(Items from an interface collection)

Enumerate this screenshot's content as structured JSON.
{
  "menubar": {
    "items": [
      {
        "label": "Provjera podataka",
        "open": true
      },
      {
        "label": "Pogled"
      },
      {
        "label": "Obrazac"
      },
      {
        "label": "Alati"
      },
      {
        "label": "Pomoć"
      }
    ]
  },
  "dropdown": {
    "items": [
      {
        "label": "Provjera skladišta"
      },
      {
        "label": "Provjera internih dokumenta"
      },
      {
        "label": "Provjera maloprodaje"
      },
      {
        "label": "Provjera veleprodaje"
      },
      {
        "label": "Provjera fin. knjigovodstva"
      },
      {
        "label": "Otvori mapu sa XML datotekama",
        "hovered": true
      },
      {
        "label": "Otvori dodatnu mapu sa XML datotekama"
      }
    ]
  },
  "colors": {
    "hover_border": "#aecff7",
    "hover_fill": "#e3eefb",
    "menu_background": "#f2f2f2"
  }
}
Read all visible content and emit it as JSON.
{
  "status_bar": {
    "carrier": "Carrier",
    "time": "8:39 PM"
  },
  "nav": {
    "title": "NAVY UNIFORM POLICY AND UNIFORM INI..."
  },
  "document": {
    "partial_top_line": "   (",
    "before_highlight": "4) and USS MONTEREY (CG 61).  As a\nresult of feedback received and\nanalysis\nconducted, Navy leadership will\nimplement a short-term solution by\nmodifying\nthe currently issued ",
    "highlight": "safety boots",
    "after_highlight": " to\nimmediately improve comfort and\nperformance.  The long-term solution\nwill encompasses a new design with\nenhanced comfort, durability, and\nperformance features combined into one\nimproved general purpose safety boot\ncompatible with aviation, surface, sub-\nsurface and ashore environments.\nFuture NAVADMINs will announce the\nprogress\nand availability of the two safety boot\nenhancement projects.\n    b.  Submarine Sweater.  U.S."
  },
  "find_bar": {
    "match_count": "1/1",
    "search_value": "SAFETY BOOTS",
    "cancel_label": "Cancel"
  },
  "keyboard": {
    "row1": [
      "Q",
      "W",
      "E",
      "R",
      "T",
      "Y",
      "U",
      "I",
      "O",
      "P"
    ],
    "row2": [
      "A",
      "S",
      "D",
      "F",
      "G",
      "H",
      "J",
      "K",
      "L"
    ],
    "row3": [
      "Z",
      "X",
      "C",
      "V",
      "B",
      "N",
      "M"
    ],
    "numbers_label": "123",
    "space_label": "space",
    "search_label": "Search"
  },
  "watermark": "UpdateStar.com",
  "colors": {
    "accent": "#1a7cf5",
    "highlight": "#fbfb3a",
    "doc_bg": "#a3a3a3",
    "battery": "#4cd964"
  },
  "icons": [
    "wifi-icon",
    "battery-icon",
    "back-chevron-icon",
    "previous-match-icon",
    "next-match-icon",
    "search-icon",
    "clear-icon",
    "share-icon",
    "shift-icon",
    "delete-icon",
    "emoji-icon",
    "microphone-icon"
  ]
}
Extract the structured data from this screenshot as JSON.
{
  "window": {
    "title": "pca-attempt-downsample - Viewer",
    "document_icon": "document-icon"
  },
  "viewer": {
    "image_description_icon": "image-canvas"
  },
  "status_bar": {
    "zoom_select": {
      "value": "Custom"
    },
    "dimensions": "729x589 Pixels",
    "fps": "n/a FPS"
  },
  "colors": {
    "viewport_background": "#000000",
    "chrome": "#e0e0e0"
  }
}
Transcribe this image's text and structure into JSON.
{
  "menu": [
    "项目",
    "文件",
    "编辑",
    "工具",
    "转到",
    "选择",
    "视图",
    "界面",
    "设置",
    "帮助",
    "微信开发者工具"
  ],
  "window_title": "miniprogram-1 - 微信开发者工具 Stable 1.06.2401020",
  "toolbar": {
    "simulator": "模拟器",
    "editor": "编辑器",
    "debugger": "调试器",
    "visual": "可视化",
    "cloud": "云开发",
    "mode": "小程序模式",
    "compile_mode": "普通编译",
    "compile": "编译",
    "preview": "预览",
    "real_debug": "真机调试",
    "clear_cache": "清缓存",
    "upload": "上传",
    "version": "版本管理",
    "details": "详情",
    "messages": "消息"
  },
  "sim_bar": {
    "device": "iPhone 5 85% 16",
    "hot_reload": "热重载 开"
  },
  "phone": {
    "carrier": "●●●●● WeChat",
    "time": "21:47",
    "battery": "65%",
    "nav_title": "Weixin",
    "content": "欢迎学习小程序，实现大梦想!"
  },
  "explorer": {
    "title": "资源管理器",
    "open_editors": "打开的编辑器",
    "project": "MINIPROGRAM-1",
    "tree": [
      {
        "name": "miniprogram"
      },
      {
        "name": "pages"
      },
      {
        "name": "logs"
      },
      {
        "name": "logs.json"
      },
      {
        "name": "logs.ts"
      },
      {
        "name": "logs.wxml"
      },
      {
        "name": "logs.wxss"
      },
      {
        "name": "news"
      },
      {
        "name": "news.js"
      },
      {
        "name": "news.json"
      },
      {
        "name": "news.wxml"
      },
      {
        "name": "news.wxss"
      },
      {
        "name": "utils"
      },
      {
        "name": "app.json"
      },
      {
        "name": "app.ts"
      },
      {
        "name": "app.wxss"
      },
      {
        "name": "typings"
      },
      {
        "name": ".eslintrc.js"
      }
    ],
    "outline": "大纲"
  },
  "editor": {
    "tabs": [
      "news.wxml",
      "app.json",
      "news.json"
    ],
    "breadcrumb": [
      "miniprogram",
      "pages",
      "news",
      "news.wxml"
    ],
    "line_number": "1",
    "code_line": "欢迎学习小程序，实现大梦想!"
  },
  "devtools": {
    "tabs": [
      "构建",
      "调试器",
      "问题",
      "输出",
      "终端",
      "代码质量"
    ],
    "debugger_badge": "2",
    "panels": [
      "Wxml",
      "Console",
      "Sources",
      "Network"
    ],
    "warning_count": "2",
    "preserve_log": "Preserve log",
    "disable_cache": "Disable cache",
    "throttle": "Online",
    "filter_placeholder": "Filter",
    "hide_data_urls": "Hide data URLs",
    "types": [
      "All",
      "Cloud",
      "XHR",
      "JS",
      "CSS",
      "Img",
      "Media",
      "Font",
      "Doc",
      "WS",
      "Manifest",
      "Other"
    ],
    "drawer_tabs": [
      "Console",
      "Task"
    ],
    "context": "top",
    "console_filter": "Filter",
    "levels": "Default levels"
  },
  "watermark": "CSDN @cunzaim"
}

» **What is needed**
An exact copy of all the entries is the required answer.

» **Solution for this task**
Enumerate this screenshot's content as structured JSON.
{
  "menubar": {
    "items": [
      {
        "label": "Provjera podataka",
        "open": true
      },
      {
        "label": "Pogled"
      },
      {
        "label": "Obrazac"
      },
      {
        "label": "Alati"
      },
      {
        "label": "Pomoć"
      }
    ]
  },
  "dropdown": {
    "items": [
      {
        "label": "Provjera skladišta"
      },
      {
        "label": "Provjera internih dokumenta"
      },
      {
        "label": "Provjera maloprodaje"
      },
      {
        "label": "Provjera veleprodaje"
      },
      {
        "label": "Provjera fin. knjigovodstva"
      },
      {
        "label": "Otvori mapu sa XML datotekama",
        "hovered": true
      },
      {
        "label": "Otvori dodatnu mapu sa XML datotekama"
      }
    ]
  },
  "colors": {
    "hover_border": "#aecff7",
    "hover_fill": "#e3eefb",
    "menu_background": "#f2f2f2"
  }
}
Read all visible content and emit it as JSON.
{
  "status_bar": {
    "carrier": "Carrier",
    "time": "8:39 PM"
  },
  "nav": {
    "title": "NAVY UNIFORM POLICY AND UNIFORM INI..."
  },
  "document": {
    "partial_top_line": "   (",
    "before_highlight": "4) and USS MONTEREY (CG 61).  As a\nresult of feedback received and\nanalysis\nconducted, Navy leadership will\nimplement a short-term solution by\nmodifying\nthe currently issued ",
    "highlight": "safety boots",
    "after_highlight": " to\nimmediately improve comfort and\nperformance.  The long-term solution\nwill encompasses a new design with\nenhanced comfort, durability, and\nperformance features combined into one\nimproved general purpose safety boot\ncompatible with aviation, surface, sub-\nsurface and ashore environments.\nFuture NAVADMINs will announce the\nprogress\nand availability of the two safety boot\nenhancement projects.\n    b.  Submarine Sweater.  U.S."
  },
  "find_bar": {
    "match_count": "1/1",
    "search_value": "SAFETY BOOTS",
    "cancel_label": "Cancel"
  },
  "keyboard": {
    "row1": [
      "Q",
      "W",
      "E",
      "R",
      "T",
      "Y",
      "U",
      "I",
      "O",
      "P"
    ],
    "row2": [
      "A",
      "S",
      "D",
      "F",
      "G",
      "H",
      "J",
      "K",
      "L"
    ],
    "row3": [
      "Z",
      "X",
      "C",
      "V",
      "B",
      "N",
      "M"
    ],
    "numbers_label": "123",
    "space_label": "space",
    "search_label": "Search"
  },
  "watermark": "UpdateStar.com",
  "colors": {
    "accent": "#1a7cf5",
    "highlight": "#fbfb3a",
    "doc_bg": "#a3a3a3",
    "battery": "#4cd964"
  },
  "icons": [
    "wifi-icon",
    "battery-icon",
    "back-chevron-icon",
    "previous-match-icon",
    "next-match-icon",
    "search-icon",
    "clear-icon",
    "share-icon",
    "shift-icon",
    "delete-icon",
    "emoji-icon",
    "microphone-icon"
  ]
}
Extract the structured data from this screenshot as JSON.
{
  "window": {
    "title": "pca-attempt-downsample - Viewer",
    "document_icon": "document-icon"
  },
  "viewer": {
    "image_description_icon": "image-canvas"
  },
  "status_bar": {
    "zoom_select": {
      "value": "Custom"
    },
    "dimensions": "729x589 Pixels",
    "fps": "n/a FPS"
  },
  "colors": {
    "viewport_background": "#000000",
    "chrome": "#e0e0e0"
  }
}
Transcribe this image's text and structure into JSON.
{
  "menu": [
    "项目",
    "文件",
    "编辑",
    "工具",
    "转到",
    "选择",
    "视图",
    "界面",
    "设置",
    "帮助",
    "微信开发者工具"
  ],
  "window_title": "miniprogram-1 - 微信开发者工具 Stable 1.06.2401020",
  "toolbar": {
    "simulator": "模拟器",
    "editor": "编辑器",
    "debugger": "调试器",
    "visual": "可视化",
    "cloud": "云开发",
    "mode": "小程序模式",
    "compile_mode": "普通编译",
    "compile": "编译",
    "preview": "预览",
    "real_debug": "真机调试",
    "clear_cache": "清缓存",
    "upload": "上传",
    "version": "版本管理",
    "details": "详情",
    "messages": "消息"
  },
  "sim_bar": {
    "device": "iPhone 5 85% 16",
    "hot_reload": "热重载 开"
  },
  "phone": {
    "carrier": "●●●●● WeChat",
    "time": "21:47",
    "battery": "65%",
    "nav_title": "Weixin",
    "content": "欢迎学习小程序，实现大梦想!"
  },
  "explorer": {
    "title": "资源管理器",
    "open_editors": "打开的编辑器",
    "project": "MINIPROGRAM-1",
    "tree": [
      {
        "name": "miniprogram"
      },
      {
        "name": "pages"
      },
      {
        "name": "logs"
      },
      {
        "name": "logs.json"
      },
      {
        "name": "logs.ts"
      },
      {
        "name": "logs.wxml"
      },
      {
        "name": "logs.wxss"
      },
      {
        "name": "news"
      },
      {
        "name": "news.js"
      },
      {
        "name": "news.json"
      },
      {
        "name": "news.wxml"
      },
      {
        "name": "news.wxss"
      },
      {
        "name": "utils"
      },
      {
        "name": "app.json"
      },
      {
        "name": "app.ts"
      },
      {
        "name": "app.wxss"
      },
      {
        "name": "typings"
      },
      {
        "name": ".eslintrc.js"
      }
    ],
    "outline": "大纲"
  },
  "editor": {
    "tabs": [
      "news.wxml",
      "app.json",
      "news.json"
    ],
    "breadcrumb": [
      "miniprogram",
      "pages",
      "news",
      "news.wxml"
    ],
    "line_number": "1",
    "code_line": "欢迎学习小程序，实现大梦想!"
  },
  "devtools": {
    "tabs": [
      "构建",
      "调试器",
      "问题",
      "输出",
      "终端",
      "代码质量"
    ],
    "debugger_badge": "2",
    "panels": [
      "Wxml",
      "Console",
      "Sources",
      "Network"
    ],
    "warning_count": "2",
    "preserve_log": "Preserve log",
    "disable_cache": "Disable cache",
    "throttle": "Online",
    "filter_placeholder": "Filter",
    "hide_data_urls": "Hide data URLs",
    "types": [
      "All",
      "Cloud",
      "XHR",
      "JS",
      "CSS",
      "Img",
      "Media",
      "Font",
      "Doc",
      "WS",
      "Manifest",
      "Other"
    ],
    "drawer_tabs": [
      "Console",
      "Task"
    ],
    "context": "top",
    "console_filter": "Filter",
    "levels": "Default levels"
  },
  "watermark": "CSDN @cunzaim"
}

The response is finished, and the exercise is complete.